▶ [WORK TASK]:
Copy the material below exactly, but only from the line with "Give me the" onward, the final line included.

▶ [EXERCISE INPUTS]:

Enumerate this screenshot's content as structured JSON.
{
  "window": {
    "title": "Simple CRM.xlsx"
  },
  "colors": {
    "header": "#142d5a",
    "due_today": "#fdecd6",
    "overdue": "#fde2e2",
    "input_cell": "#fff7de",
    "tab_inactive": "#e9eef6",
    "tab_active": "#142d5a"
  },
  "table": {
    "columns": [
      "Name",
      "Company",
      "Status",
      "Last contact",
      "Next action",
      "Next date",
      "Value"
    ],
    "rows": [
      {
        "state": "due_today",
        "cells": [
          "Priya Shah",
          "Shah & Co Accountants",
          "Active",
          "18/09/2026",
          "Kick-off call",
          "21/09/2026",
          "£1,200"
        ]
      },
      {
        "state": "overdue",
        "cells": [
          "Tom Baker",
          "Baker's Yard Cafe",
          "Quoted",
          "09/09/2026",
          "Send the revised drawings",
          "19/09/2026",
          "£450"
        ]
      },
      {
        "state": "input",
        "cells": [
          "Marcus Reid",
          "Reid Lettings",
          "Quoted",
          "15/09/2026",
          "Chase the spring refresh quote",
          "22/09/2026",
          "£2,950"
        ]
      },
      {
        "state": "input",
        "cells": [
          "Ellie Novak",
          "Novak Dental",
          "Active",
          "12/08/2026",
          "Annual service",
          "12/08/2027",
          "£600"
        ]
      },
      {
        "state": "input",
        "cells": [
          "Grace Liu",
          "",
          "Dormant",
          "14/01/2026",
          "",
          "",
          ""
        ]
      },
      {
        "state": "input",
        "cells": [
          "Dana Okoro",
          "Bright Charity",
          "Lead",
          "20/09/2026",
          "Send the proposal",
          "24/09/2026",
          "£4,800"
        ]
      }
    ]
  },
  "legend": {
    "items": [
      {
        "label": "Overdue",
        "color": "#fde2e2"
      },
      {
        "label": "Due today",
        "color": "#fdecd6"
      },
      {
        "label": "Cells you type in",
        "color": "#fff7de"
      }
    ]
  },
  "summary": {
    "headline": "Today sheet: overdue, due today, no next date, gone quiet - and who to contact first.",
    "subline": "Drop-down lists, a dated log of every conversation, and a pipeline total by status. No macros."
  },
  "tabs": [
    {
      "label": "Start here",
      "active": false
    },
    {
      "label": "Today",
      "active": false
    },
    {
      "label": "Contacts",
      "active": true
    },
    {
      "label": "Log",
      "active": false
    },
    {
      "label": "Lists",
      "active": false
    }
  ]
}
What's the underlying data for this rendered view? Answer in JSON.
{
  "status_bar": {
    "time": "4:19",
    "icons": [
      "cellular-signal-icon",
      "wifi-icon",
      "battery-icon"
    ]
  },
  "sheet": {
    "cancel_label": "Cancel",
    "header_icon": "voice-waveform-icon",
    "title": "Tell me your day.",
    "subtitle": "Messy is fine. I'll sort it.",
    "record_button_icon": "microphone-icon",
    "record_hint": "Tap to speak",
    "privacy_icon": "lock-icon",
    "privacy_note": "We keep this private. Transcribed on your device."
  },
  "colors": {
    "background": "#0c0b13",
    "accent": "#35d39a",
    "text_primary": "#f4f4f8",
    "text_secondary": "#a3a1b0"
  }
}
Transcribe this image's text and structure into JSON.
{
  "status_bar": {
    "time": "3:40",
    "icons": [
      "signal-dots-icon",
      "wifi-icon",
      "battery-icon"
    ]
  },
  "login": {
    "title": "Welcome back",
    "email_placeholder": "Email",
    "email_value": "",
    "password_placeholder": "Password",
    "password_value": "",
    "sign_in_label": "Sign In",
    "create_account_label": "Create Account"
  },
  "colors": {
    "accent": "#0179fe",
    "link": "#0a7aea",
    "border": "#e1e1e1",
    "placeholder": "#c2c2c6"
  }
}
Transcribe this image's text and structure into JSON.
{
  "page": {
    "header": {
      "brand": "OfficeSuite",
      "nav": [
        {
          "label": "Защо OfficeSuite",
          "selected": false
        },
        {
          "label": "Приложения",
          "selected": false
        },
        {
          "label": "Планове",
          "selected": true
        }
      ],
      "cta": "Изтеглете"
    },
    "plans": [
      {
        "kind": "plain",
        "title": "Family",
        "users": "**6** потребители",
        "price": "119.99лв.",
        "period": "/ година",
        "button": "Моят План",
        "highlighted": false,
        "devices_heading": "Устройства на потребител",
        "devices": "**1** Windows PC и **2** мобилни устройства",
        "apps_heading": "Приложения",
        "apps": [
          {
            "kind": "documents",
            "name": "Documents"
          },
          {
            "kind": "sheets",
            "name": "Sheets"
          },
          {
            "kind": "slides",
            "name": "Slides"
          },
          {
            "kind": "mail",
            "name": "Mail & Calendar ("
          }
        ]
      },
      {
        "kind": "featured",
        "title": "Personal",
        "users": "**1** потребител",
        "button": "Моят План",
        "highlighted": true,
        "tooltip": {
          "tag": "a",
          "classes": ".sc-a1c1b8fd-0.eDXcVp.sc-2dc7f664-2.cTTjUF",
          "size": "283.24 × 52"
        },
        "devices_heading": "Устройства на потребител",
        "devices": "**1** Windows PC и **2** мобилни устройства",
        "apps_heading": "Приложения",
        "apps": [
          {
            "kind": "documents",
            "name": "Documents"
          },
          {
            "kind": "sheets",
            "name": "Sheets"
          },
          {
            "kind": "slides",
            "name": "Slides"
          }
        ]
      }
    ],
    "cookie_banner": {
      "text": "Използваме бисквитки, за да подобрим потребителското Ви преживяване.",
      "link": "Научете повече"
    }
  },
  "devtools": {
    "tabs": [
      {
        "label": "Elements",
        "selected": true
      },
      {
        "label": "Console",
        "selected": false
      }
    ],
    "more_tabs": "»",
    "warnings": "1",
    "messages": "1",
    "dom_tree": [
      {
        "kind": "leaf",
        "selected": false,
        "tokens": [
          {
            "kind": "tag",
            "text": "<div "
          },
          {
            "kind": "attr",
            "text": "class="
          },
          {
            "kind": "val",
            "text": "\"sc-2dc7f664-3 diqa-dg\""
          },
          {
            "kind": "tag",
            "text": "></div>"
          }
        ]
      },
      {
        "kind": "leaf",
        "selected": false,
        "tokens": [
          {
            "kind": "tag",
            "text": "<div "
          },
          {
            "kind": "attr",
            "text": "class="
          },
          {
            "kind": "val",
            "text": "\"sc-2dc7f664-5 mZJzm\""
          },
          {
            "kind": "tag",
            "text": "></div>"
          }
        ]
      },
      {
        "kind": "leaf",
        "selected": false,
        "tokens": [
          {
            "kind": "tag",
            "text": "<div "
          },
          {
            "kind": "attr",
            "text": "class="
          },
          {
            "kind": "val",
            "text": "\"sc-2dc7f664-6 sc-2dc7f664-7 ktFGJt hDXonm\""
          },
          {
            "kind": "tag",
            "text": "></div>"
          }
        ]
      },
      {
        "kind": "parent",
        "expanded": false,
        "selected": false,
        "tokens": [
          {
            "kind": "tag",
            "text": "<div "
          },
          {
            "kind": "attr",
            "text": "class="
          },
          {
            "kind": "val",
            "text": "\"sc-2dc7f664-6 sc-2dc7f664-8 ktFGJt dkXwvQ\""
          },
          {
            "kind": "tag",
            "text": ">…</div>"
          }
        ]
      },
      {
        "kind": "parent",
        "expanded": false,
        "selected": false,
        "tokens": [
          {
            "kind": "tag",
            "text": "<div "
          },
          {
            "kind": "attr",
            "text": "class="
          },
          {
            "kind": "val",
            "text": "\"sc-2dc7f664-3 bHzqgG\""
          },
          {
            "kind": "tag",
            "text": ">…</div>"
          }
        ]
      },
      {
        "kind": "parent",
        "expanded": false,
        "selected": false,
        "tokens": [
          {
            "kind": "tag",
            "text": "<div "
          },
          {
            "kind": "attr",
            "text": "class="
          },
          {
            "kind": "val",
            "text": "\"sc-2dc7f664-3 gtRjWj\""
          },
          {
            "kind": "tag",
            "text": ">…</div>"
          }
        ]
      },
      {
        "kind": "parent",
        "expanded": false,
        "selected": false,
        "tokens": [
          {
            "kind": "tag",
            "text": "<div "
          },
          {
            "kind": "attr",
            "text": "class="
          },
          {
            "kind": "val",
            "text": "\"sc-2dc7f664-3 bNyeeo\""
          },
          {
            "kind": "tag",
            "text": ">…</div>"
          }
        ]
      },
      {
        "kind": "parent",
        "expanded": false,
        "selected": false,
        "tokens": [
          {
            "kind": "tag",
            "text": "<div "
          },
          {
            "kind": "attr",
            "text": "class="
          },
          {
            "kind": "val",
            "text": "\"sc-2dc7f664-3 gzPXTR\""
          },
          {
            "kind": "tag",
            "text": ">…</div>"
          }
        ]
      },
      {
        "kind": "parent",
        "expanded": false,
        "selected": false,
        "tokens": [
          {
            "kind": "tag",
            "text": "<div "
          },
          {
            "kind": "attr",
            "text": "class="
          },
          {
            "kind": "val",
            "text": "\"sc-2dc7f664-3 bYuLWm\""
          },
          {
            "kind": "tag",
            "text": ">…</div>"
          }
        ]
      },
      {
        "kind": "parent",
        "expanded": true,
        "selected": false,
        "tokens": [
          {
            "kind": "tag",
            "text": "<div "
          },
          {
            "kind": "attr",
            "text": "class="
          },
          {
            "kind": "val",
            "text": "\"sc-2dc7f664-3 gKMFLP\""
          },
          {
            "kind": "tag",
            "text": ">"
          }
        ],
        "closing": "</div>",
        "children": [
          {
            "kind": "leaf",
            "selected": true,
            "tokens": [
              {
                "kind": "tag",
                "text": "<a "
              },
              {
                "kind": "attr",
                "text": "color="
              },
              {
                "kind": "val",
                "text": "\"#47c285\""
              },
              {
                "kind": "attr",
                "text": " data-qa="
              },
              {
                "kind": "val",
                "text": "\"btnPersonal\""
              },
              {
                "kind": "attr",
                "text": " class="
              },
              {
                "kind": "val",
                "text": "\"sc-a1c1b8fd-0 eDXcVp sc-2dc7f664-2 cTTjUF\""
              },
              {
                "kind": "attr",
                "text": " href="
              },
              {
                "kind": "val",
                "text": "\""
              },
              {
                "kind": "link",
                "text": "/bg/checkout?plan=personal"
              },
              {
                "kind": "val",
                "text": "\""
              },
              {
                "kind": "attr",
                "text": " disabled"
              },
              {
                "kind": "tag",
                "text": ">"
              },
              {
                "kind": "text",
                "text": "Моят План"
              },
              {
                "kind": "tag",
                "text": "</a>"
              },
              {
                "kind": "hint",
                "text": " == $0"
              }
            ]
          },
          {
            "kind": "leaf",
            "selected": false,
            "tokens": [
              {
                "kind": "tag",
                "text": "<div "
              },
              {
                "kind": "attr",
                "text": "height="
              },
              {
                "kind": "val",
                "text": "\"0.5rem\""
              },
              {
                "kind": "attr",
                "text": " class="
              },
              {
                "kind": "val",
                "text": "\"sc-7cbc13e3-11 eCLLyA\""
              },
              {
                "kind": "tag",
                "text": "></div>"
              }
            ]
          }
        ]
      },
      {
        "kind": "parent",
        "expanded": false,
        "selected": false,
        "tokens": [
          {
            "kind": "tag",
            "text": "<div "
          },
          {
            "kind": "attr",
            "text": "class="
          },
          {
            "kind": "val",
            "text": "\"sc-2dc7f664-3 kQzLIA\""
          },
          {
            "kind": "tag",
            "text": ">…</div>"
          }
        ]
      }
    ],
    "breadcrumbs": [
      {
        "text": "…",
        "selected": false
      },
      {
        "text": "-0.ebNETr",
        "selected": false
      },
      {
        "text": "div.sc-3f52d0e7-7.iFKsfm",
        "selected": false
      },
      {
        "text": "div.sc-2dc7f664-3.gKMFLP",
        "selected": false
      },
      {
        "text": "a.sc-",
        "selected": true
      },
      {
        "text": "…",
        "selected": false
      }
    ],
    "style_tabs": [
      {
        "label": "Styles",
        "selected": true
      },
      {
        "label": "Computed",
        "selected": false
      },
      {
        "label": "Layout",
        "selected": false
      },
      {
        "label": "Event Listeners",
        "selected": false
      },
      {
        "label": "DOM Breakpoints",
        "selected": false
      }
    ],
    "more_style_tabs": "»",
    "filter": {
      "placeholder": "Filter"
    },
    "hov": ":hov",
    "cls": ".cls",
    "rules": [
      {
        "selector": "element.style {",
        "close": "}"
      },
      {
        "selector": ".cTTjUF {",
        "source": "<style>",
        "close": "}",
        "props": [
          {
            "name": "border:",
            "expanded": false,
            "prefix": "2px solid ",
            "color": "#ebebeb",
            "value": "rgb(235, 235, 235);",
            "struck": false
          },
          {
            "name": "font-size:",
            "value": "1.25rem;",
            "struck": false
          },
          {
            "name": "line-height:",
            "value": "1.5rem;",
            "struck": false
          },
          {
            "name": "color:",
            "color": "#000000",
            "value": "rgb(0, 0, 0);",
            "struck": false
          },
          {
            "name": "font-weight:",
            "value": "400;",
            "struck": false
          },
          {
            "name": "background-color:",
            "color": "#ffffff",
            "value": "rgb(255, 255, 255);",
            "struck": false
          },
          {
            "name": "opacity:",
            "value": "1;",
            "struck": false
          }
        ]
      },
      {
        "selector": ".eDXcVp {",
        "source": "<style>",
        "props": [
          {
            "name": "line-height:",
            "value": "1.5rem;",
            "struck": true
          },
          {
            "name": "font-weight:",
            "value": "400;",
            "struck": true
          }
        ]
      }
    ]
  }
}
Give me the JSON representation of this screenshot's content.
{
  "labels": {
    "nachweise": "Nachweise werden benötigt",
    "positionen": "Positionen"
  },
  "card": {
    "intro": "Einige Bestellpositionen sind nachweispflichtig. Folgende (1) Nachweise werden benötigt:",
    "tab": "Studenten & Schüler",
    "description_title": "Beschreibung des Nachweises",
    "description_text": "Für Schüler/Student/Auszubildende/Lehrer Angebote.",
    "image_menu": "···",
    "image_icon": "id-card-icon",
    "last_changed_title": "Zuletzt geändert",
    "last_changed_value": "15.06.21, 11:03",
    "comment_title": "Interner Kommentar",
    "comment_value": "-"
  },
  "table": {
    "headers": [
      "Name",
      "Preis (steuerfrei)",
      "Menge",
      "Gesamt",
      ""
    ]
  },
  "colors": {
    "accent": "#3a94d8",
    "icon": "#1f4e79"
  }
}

▶ [YOUR RESPONSE]:
Give me the JSON representation of this screenshot's content.
{
  "labels": {
    "nachweise": "Nachweise werden benötigt",
    "positionen": "Positionen"
  },
  "card": {
    "intro": "Einige Bestellpositionen sind nachweispflichtig. Folgende (1) Nachweise werden benötigt:",
    "tab": "Studenten & Schüler",
    "description_title": "Beschreibung des Nachweises",
    "description_text": "Für Schüler/Student/Auszubildende/Lehrer Angebote.",
    "image_menu": "···",
    "image_icon": "id-card-icon",
    "last_changed_title": "Zuletzt geändert",
    "last_changed_value": "15.06.21, 11:03",
    "comment_title": "Interner Kommentar",
    "comment_value": "-"
  },
  "table": {
    "headers": [
      "Name",
      "Preis (steuerfrei)",
      "Menge",
      "Gesamt",
      ""
    ]
  },
  "colors": {
    "accent": "#3a94d8",
    "icon": "#1f4e79"
  }
}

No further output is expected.